JM: I personally think in a few years the North American black metal scene might be just as strong if not slightly stronger than the European scene. What are your thoughts on the United States/North American Black Metal scene at the moment?
A: I'd say North American black metal has gone in both directions for me. I've discovered a lot more that I enjoy the past several years, but much of it is losing me as well. Honestly when it comes to black metal it's usually the classics that get the most play. I do appreciate the ideological strength of many bands in North America these days as opposed to stale cliches. Anyhow, there are quite a few bands from here that we all enjoy such as (commence namedropping) Judas Iscariot, Forteresse, Cult of Daath, Panopticon, Sapthuran and the list goes on...
JM: The bands hails from Maine. Unfortunately off the top of my head I can't think of any other bands from this state. Are there any other interesting bands in your area that you feel deserve attention?
A: Ocean. They've got some underground notoriety anyway. They do the whole slowww sludge/art doom thing perfectly to my ears. They're from the same town as us, and have been a band a bit longer than us too. Don't confuse them with the Metal Blade band The Ocean though. Very different. There's also a really great folk group called Fire on Fire who are worth checking out.
JM: It's rather obvious you spend a lot of time on your music, but I'm sure you have other interests, and probably have a full time job or attend college as well. So what do you do when you're not creating music?
A: We all have jobs but generally we try to keep our hours to a minimum and live more simply than most. It's preferable to have more time on hand. I don't really want to get into specifics but I can tell you the other folks in the band are certainly busier than I am most of the time. I just take it easy.
JM: If you could re-visit any point in history where might you go and what might you do while there?
A: That's a tough one. Nothing really jumps out as being a time period I would truly enjoy myself in. It would probably be very, very far back. I'd most likely lay on a rock under the sun if it were a nice day. Perhaps sit under a tree if it got too hot. I don't know...
JM: I don't know if you've had a chance to take a look at Lunar Hypnosis in detail, but if you have what are your thoughts on the zine/blog?
A: I have a little bit, but not too thoroughly. Much of what I've read was from the old website you had up. Everything I have looked at though has certainly been quality, as well as tasteful. It's always good to see a range of styles/genres included. I don't read reviews too often but when I'm feeling up to it I'll give it a closer look.
JM: Lastly, what can we expect from Falls of Rauros during the remainder of 2010 and throughout 2011?
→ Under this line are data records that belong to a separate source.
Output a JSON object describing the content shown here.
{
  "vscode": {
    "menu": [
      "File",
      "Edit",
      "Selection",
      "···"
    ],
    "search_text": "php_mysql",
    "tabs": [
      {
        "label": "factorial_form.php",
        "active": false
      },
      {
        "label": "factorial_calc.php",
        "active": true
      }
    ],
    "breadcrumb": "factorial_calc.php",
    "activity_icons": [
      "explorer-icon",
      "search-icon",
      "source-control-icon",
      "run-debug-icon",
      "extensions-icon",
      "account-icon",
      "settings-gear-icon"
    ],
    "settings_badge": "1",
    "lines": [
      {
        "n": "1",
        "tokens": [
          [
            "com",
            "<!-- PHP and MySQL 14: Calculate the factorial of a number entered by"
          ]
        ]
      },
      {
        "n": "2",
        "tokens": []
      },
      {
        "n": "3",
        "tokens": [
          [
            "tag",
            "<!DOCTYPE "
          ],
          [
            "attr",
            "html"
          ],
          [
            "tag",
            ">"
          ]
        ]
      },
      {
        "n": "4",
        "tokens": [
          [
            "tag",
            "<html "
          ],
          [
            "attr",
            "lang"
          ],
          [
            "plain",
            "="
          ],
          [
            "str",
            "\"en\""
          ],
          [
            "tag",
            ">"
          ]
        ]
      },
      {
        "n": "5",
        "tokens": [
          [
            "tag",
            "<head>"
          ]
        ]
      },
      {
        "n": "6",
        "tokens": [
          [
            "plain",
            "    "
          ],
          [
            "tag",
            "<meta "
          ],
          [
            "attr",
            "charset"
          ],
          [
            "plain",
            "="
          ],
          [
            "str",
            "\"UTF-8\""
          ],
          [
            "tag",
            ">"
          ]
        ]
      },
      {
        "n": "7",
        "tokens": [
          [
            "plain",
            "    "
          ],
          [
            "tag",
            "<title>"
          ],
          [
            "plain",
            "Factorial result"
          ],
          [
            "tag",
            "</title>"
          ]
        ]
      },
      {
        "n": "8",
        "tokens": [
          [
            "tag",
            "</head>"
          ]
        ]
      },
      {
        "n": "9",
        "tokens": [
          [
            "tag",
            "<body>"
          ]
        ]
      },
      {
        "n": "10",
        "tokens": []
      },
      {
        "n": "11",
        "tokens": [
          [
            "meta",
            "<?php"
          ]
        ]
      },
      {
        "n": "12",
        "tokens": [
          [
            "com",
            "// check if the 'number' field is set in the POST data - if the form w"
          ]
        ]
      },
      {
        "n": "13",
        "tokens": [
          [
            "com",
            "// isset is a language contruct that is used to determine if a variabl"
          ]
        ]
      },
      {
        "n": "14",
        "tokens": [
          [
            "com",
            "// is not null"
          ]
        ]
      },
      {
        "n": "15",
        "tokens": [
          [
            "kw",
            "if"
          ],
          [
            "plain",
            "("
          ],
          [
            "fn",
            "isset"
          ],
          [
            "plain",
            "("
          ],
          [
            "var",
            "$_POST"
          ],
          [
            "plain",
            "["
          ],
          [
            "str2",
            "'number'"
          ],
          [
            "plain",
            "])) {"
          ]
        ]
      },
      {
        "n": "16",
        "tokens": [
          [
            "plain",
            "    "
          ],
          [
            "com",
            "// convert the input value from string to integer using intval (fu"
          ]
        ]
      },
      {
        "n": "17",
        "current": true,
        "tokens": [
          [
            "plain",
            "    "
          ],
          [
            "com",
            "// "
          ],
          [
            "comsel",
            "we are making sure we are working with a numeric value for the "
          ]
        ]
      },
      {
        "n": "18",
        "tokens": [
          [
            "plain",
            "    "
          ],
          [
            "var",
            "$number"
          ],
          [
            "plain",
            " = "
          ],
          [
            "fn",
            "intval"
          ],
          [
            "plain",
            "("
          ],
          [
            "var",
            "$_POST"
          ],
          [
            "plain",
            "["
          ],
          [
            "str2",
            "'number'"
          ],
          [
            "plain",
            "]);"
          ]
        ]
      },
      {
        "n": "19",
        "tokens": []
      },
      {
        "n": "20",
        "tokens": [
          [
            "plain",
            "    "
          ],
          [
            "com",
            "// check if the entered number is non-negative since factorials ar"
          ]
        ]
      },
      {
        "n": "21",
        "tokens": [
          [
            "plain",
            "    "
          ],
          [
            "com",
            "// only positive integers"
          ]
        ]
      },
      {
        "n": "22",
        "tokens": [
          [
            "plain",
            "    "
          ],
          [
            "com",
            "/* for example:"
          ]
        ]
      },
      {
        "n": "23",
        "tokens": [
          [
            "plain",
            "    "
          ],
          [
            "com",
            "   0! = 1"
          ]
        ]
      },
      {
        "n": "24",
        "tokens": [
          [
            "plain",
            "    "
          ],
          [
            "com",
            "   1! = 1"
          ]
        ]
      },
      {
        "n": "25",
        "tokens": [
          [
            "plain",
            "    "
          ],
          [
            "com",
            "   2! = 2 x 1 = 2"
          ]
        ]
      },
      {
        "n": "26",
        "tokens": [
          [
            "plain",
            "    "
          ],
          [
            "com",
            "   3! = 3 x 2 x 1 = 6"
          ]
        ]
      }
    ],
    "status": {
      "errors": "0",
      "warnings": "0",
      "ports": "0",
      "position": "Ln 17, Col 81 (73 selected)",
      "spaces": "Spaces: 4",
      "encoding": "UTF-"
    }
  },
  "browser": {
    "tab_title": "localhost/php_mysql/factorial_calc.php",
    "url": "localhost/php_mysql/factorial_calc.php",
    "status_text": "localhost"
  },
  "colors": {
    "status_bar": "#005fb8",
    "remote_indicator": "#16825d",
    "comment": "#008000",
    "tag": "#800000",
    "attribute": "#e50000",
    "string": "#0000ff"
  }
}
A: We've recently begun recording a new full-length. Hopefully this won't take too long to complete, but issues always seem to come up. Austin Lunn (Panopticon, Seidr) is performing drums on this record as a session musician and he's done a great job. He really saved us from our lack-of-drummer inactivity the past couple years. Other than that, we have a track recorded for a split with Hallowed Butchery, a prog/psych/doom project also from Maine. It will just be one song by each band on this, so most likely a 7" record. Once he completes his half we'll begin searching for a label to release it. Ray decided to practice drums since finding a drummer in Maine is not at all easy. He played drums on the split track and will continue to on future recordings as well as live shows.
JM: I thank you for taking the time to answer my questions and wish you the very best for the future. Feel free to say the final words.
A: The final words...